But is it as important for trustees of defined benefit (DB) pension schemes and their sponsors? At first glance, it may seem to have little impact unless they are faced with the possibility of the regulator seeking to exercise its anti-avoidance powers, and this is still rare.
But, on closer analysis, it seems the impact may be both more widespread and favourable than it may first appear.
In the High Court and the Court of Appeal, the judges concluded that TPR’s Financial Support Directions (FSDs) ranked as an expense of the Nortel and Lehman administrations. This meant that the FSD would rank ahead of all creditors, including those with floating charges as well as all other unsecured creditors.
If the Supreme Court had confirmed this position, the case could have led lenders to DB scheme sponsors (and their groups) carefully reviewing their arrangements and reassessing their potential exposure.
Indeed, TPR issued a press statement following the Court of Appeal’s decision seeking to quell fears, saying it had a duty to act reasonably and to have regard to the interests of those directly affected by its powers.

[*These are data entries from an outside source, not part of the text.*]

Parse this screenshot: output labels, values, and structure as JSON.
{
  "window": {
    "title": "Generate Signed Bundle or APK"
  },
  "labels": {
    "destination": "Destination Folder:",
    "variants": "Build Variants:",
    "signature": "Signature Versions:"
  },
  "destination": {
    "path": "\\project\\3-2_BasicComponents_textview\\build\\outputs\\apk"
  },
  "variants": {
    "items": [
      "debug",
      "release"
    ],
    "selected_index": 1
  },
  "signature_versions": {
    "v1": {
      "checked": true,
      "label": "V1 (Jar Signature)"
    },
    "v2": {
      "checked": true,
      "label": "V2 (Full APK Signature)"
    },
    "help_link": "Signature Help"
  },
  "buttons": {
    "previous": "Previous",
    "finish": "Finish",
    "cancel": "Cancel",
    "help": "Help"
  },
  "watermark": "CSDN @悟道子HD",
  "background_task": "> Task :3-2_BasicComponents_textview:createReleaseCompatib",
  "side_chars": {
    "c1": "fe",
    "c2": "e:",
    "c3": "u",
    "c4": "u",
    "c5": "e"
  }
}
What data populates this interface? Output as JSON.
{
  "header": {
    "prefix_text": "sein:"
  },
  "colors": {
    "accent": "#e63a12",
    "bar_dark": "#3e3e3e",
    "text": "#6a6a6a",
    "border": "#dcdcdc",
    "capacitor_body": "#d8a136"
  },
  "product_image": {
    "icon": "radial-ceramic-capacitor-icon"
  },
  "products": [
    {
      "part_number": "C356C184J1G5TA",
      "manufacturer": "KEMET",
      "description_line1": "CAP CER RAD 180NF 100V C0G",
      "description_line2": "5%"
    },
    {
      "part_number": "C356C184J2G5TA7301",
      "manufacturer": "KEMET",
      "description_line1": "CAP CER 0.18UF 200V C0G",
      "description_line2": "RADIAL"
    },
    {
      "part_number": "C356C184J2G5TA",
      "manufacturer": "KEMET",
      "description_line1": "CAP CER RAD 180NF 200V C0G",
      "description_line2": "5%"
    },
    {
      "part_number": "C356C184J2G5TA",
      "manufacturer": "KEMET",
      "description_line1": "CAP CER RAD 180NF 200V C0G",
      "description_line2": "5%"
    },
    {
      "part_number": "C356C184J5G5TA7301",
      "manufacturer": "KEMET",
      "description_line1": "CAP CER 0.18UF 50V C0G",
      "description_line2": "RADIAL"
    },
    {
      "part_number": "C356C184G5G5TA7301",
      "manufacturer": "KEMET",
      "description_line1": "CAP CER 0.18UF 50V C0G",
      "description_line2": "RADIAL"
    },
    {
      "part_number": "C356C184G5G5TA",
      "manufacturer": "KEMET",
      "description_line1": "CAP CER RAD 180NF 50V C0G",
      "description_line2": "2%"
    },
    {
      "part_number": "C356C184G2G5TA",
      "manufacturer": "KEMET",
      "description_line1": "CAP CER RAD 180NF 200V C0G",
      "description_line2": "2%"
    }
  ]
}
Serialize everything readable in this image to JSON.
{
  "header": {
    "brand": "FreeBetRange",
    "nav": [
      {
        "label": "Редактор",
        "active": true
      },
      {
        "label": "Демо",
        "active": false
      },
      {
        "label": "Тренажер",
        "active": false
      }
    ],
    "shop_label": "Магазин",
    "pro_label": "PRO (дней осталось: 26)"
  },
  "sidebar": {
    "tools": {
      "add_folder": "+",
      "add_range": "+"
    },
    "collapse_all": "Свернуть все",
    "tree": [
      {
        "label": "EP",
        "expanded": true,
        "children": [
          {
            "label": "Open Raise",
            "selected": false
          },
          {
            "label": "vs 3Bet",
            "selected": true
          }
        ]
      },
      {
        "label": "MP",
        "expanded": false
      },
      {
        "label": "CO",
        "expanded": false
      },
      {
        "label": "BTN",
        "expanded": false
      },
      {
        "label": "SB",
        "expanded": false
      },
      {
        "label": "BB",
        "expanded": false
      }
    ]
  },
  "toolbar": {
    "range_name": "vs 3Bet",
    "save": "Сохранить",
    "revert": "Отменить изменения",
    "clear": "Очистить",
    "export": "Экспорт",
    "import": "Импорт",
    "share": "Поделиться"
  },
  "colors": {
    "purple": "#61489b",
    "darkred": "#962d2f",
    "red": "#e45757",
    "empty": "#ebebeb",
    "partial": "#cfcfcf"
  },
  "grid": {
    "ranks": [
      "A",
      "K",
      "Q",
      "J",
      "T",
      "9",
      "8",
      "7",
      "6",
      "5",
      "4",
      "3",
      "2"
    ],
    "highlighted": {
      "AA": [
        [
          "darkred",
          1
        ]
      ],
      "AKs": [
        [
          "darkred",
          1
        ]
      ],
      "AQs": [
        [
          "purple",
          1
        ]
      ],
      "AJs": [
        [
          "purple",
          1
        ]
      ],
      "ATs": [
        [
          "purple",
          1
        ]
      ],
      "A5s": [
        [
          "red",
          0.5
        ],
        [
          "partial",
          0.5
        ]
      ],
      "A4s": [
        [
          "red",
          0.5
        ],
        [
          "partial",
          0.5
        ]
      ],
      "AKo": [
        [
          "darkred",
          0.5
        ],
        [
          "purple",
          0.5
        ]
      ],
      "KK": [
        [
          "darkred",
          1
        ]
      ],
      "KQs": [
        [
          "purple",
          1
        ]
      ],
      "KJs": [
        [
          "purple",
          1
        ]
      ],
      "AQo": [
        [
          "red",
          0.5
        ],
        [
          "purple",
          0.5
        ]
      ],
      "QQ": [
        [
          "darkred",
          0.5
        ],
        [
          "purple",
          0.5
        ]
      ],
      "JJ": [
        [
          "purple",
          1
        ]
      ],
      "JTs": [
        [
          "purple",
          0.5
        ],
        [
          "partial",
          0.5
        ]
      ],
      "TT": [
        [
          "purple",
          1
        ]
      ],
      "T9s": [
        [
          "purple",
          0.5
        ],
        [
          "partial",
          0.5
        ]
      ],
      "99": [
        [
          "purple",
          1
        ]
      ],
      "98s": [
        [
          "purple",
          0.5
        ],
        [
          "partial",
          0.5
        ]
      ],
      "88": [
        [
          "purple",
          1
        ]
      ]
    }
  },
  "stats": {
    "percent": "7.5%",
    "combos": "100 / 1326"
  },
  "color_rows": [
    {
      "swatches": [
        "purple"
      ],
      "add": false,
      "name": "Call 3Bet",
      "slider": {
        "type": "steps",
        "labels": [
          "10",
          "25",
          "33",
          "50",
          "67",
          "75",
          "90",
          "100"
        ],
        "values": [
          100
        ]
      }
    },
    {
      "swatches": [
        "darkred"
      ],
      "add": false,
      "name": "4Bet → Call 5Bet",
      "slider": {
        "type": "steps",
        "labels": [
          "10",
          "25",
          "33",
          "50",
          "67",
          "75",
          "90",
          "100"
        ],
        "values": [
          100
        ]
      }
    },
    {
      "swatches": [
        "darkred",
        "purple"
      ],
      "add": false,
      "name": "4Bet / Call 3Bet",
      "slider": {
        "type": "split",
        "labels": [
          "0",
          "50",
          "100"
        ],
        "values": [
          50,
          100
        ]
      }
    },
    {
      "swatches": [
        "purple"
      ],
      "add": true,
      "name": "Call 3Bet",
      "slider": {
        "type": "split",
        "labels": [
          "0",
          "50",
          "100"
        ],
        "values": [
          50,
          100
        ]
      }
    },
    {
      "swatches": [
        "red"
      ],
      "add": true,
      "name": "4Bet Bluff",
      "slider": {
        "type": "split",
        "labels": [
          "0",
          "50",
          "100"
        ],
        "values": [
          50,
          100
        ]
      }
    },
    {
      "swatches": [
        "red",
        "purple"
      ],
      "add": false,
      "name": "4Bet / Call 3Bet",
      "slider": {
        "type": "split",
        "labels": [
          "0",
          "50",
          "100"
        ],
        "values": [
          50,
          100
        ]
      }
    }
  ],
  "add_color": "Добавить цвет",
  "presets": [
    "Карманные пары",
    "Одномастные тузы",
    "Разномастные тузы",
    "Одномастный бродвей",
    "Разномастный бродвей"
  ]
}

Despite that, the Supreme Court’s decision will have seen the banks breathe a sigh of relief.
Because the fundamental objective of trustees of DB schemes is to pay their members’ benefits when they fall due, having healthy and stable employers is vital to achieving this objective in the vast majority of situations.
So if, as a result of this decision, more employers can be healthier and more stable because of the better support from their lenders, then that is important and good news for both trustees and the employers themselves.
Peter Murphy is a partner in the pensions disputes team at Sackers